Muskoday First Nation, Saskatchewan Canada

Discover the Rich History of Muskoday First Nation, Saskatchewan

The Muskoday First Nation, formerly known as the John Smith First Nation, is a vibrant First Nation band government in Saskatchewan, Canada. Composed of Cree and Saulteaux peoples, the Muskoday First Nation has a registered population of 1,828 people as of September 2014. The First Nation's territory, located in the aspen parkland biome, is bordered by the rural municipalities of Birch Hills No. 460 and Prince Albert No. 461.

The Origins of Muskoday First Nation, Saskatchewan

The land of the Muskoday First Nation was settled by Chief John Smith of a Cree and Saulteaux band originally from the Saint Peter's Reserve near Selkirk, Manitoba. In the 1870s, Chief Smith settled along the South Saskatchewan River and signed onto Treaty Six at Fort Carlton in 1876, legally establishing the settlement as an Indian reserve. The reserve and First Nation were initially named after Chief John Smith, who was a brother of Chief James Smith, the founder of the James Smith First Nation.

A Journey Through the History of Muskoday First Nation, Saskatchewan

The history of the Muskoday First Nation is rich and diverse, marked by significant events and milestones. From the establishment of a day school and farming in the 1800s to the opening of the Muskoday Community School in 2006, the community has seen remarkable growth and development. The First Nation's name was officially changed from the John Smith/Muskoday Reserve to the Muskoday First Nation in 1993. The Muskoday Bridge, built during the 1970s, links the town of Birch Hills with Prince Albert and divides the reserve lands roughly in half.

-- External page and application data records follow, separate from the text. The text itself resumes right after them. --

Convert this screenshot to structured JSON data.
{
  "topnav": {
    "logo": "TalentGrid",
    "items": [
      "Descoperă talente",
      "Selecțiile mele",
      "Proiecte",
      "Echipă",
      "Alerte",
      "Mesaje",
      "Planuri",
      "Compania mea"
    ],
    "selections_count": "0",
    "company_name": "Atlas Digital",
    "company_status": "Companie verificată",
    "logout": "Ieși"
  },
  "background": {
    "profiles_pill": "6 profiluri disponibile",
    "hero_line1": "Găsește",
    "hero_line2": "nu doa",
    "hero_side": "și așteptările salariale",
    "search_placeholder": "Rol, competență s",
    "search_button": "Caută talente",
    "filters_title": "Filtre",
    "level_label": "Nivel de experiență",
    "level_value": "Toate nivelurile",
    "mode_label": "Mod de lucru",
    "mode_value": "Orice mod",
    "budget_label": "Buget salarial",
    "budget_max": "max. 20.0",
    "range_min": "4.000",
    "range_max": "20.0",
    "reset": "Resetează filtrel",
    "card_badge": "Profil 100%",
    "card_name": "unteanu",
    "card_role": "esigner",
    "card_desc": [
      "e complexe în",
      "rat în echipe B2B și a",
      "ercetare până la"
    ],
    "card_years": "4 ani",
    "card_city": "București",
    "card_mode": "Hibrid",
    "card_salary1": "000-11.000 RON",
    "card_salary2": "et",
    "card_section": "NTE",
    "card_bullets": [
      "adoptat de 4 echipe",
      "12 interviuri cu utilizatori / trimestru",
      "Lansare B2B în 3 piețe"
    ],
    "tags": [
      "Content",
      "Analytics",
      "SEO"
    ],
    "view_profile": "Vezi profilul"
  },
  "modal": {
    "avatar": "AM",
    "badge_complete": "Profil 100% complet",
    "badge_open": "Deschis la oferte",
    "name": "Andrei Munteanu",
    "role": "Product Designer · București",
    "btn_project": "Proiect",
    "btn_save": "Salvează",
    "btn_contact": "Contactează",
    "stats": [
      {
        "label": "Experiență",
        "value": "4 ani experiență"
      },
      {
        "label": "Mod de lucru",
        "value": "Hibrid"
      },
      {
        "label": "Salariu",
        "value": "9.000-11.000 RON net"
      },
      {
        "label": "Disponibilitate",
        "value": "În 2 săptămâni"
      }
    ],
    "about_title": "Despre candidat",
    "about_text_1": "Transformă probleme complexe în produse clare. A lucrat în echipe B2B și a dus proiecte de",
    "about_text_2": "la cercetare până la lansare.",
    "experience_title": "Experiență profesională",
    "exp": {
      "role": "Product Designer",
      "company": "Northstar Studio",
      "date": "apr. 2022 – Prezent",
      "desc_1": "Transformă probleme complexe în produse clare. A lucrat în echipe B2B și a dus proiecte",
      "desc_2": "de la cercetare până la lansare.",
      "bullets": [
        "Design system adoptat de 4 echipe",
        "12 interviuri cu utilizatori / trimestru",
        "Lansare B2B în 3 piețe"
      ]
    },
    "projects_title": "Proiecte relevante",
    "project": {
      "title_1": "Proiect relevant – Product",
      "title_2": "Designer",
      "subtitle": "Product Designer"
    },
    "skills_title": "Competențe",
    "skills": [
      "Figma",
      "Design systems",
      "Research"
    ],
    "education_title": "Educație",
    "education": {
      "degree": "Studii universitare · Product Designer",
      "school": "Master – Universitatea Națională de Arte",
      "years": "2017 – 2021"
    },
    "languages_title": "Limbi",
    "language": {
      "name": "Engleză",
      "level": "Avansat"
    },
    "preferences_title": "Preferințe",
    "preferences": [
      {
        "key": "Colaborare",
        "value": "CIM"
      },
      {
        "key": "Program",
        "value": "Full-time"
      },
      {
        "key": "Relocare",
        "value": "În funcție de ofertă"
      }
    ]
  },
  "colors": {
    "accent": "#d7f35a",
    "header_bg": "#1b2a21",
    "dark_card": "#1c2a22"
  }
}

Services in Muskoday First Nation, Saskatchewan

The Muskoday First Nation government provides several services to its people. In 1997, the First Nation designed a Land Code to manage its own lands, leading the way for further development of services. These include a housing development known as "the village," a water plant, a community health center, an administration building, and a band hall. The community also houses a gas bar, a convenience store, and a post office.

The Reserve of Muskoday First Nation, Saskatchewan

The Muskoday First Nation has reserved for itself the 9,686.8 hectare Muskoday First Nation Reserve, located approximately 19 km southeast of the city of Prince Albert. The community of the Muskoday First Nation is located on this reserve. The First Nation is engaged in ongoing discussions with the federal Government of Canada regarding land ownership and entitlement. At the time of the signing of Treaty 6, the incorrect amount of land was reserved for the Muskoday, leading to a Treaty Land Entitlement (TLE) claim. The TLE claim was approved and ratified by Muskoday members in 2007.

The Spiritual Life of Muskoday First Nation, Saskatchewan

Unlike many other Cree Nations in the area, the Muskoday First Nation was almost entirely Anglican in the 19th and 20th centuries, with no Roman Catholic influence. Traditional spirituality and practices remained strong, however. Today, the two church congregations serving the Muskoday First Nation are St. James Anglican Church and the Muskoday Baptist Church.